  (Of course, you’ll need to have some rspec tests in your spec folder to do this (See http://rspec.info/ to start writing tests in rspec).)

 

Install and start the Owl

Clone Owl repository:

Inside cloned directory, run:

This will create target/owl-VERSION.jar file, and we will copy it to different location on our ec2 host, along with /src/main/resources/application.properties file to start it locally.

Open the application.properties file where we will edit our database configuration and other properties. We need to change the database name, username and password in the database properties, to match our properties. In addition, you can edit project name, test suite names or toggle specific features to suit your test suite. You can enable git information on the dashboard to show the exact commit on which the test was executed. There is also a bug tracking feature, which adds additional column to test steps, so you can add error description and i.e. link to your JIRA ticket. At the end, application.properties file should look something like this:

Note: Server port from needs to be enabled for listening, so application could be reached. In our case we will be adding Custom TCP Rule in Security Groups on our Amazon EC2 instance. (Screenshot 1)

Start the application with your configuration by running:

You should start the process with nohup, so it won’t be killed when you logout:

To be sure that port is enabled and running our app, run    and you should get something like this:

So that’s it! At this point, the application should be running on port 8090, or on your custom server port. Every test execution will be written to the database, and you can easily access it, formatted and segmented.

Once you open the Owl, you can navigate to your particular test suite:

You can see  the graph for ‘Amazon Regression’ test suite with success percentage and complete duration of each test suite. The X axis represents build ID of the test suite (specified in the rspec2db.yml file), and Y axis represents the success rate:

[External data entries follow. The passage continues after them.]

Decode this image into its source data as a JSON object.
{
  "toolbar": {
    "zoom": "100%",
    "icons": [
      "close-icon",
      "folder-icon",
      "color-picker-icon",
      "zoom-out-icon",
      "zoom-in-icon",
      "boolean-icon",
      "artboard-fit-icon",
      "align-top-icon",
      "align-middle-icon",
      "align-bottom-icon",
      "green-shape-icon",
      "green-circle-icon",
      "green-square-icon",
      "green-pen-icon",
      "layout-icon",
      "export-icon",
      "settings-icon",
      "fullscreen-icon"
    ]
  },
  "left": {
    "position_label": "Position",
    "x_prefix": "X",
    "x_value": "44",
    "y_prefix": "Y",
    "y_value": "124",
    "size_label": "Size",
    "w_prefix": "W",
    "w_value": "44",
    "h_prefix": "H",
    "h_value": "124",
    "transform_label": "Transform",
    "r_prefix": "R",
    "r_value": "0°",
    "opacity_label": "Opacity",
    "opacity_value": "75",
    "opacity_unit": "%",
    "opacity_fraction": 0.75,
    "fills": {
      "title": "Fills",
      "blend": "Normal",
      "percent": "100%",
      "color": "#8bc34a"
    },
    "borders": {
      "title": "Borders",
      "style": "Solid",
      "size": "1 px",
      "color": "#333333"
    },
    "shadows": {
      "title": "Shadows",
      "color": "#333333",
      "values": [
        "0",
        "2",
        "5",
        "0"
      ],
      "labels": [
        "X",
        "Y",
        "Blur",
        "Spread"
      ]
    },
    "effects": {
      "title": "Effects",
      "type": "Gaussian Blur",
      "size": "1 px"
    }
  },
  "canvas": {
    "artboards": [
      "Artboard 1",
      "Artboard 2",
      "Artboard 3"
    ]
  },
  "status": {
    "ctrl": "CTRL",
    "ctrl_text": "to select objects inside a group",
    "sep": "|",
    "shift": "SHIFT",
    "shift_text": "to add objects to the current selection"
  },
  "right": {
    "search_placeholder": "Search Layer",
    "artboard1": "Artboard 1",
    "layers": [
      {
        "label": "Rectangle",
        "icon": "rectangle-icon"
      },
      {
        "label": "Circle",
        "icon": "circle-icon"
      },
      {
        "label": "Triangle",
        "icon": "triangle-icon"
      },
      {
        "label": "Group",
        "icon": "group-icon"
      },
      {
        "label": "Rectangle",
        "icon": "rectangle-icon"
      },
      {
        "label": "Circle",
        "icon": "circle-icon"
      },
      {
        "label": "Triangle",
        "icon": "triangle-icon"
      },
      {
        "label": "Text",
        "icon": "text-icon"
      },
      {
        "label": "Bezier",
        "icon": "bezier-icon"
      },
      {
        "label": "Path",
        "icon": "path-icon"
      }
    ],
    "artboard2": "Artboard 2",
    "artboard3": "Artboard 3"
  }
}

Opening the particular build, you can see all specs executed in this particular test run:

From here you can open a single test and see all the test steps. You can see the description and the expected result, if it passed or not, as well as the duration of each step:

When the step fails, you can see the exception by clicking on ‘Failed’ execution result:

If you have enabled the option for bug tracking in the application.properties file, you can add a link to your bug tracking tool (i.e. JIRA) in ‘Bug Tracking’ column:

Note: If you already have a database schema generated with rspec2db, you can specify the flyway properties in the application.properties file. For example, if you have a database named ‘testdb’, simply add its properties to application.properties file:

And then run the flyway baseline migration with:

This way you will alter it for Owl usage.